Material for this exercise:
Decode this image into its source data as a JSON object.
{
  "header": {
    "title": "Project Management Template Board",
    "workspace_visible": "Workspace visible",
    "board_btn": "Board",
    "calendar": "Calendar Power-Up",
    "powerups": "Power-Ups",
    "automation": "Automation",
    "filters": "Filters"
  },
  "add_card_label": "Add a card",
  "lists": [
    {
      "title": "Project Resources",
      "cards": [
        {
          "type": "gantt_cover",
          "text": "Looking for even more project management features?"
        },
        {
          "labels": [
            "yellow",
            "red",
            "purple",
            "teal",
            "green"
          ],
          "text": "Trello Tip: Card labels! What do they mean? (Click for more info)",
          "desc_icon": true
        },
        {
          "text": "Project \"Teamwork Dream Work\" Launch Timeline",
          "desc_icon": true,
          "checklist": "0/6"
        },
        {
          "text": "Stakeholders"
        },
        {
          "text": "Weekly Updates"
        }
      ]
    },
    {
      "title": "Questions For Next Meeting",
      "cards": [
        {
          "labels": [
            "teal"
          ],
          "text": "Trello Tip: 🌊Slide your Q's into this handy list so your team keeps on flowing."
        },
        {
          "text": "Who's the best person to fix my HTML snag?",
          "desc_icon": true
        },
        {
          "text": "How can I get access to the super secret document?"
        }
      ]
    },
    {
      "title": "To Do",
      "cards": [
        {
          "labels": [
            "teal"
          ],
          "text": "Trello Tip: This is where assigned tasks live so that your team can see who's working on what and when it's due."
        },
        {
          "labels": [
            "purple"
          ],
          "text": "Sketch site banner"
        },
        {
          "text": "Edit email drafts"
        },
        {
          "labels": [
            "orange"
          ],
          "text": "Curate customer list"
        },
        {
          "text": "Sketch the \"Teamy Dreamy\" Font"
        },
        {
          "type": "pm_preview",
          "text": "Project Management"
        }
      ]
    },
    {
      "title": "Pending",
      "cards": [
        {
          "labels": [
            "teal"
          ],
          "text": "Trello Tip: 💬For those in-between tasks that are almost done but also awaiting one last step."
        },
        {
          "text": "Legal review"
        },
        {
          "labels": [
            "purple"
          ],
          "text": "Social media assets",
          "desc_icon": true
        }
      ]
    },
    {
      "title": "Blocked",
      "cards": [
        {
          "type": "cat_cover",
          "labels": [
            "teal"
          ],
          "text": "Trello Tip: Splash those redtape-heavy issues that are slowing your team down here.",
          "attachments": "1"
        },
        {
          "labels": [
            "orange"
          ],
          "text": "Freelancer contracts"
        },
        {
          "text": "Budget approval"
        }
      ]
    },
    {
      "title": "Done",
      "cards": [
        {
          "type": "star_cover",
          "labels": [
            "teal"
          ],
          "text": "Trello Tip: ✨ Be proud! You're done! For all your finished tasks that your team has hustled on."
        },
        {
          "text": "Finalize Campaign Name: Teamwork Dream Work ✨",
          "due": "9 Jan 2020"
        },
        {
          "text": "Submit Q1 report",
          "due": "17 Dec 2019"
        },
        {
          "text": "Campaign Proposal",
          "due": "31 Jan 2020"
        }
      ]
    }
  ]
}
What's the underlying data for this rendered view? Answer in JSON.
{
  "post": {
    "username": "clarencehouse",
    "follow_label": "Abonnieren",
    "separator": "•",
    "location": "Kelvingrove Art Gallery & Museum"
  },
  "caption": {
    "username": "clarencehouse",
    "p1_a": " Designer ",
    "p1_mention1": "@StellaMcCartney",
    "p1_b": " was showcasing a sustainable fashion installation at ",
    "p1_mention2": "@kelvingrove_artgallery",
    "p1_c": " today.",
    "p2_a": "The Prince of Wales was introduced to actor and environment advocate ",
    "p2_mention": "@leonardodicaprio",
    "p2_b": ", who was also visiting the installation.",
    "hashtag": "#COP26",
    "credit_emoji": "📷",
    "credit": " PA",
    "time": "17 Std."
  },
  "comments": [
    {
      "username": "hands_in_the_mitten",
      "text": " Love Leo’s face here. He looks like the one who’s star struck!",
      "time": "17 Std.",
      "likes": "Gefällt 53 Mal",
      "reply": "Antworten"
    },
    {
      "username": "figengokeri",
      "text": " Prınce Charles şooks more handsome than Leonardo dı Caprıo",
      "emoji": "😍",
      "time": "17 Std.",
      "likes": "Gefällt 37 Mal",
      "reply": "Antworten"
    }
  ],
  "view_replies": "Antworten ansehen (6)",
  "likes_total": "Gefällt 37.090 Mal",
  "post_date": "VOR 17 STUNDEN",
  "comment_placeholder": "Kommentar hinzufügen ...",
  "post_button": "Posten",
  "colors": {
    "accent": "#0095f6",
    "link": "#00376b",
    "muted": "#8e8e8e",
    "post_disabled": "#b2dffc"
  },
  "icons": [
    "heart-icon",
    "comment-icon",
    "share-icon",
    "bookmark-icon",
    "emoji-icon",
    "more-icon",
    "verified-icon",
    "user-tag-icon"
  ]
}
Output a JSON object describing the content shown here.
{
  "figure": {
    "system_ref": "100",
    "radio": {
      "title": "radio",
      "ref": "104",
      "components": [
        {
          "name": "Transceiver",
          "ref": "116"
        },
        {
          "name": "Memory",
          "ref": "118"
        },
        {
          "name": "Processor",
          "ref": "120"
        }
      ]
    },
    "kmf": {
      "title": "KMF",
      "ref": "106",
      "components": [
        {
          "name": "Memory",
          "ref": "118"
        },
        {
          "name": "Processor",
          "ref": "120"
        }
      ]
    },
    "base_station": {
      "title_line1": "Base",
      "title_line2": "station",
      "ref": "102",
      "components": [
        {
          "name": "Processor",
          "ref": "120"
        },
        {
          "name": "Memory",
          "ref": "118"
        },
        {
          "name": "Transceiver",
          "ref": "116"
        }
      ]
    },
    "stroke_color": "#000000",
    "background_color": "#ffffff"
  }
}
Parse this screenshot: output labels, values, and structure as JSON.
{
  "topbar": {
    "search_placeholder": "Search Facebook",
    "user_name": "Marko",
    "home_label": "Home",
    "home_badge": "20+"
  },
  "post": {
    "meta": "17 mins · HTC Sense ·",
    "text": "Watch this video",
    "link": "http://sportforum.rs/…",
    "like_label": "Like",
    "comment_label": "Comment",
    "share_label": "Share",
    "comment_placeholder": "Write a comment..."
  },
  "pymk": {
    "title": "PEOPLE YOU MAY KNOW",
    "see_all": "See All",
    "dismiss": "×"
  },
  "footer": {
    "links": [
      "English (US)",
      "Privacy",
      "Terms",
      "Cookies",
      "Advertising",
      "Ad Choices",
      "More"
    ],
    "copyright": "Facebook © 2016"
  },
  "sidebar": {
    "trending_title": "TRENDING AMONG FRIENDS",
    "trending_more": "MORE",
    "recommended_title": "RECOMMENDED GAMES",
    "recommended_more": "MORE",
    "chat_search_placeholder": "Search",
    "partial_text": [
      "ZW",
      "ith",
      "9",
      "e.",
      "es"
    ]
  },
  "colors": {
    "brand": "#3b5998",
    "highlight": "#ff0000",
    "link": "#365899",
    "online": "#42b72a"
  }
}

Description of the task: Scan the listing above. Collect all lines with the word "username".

Solution for this exercise:
    "username": "clarencehouse",
    "username": "clarencehouse",
      "username": "hands_in_the_mitten",
      "username": "figengokeri",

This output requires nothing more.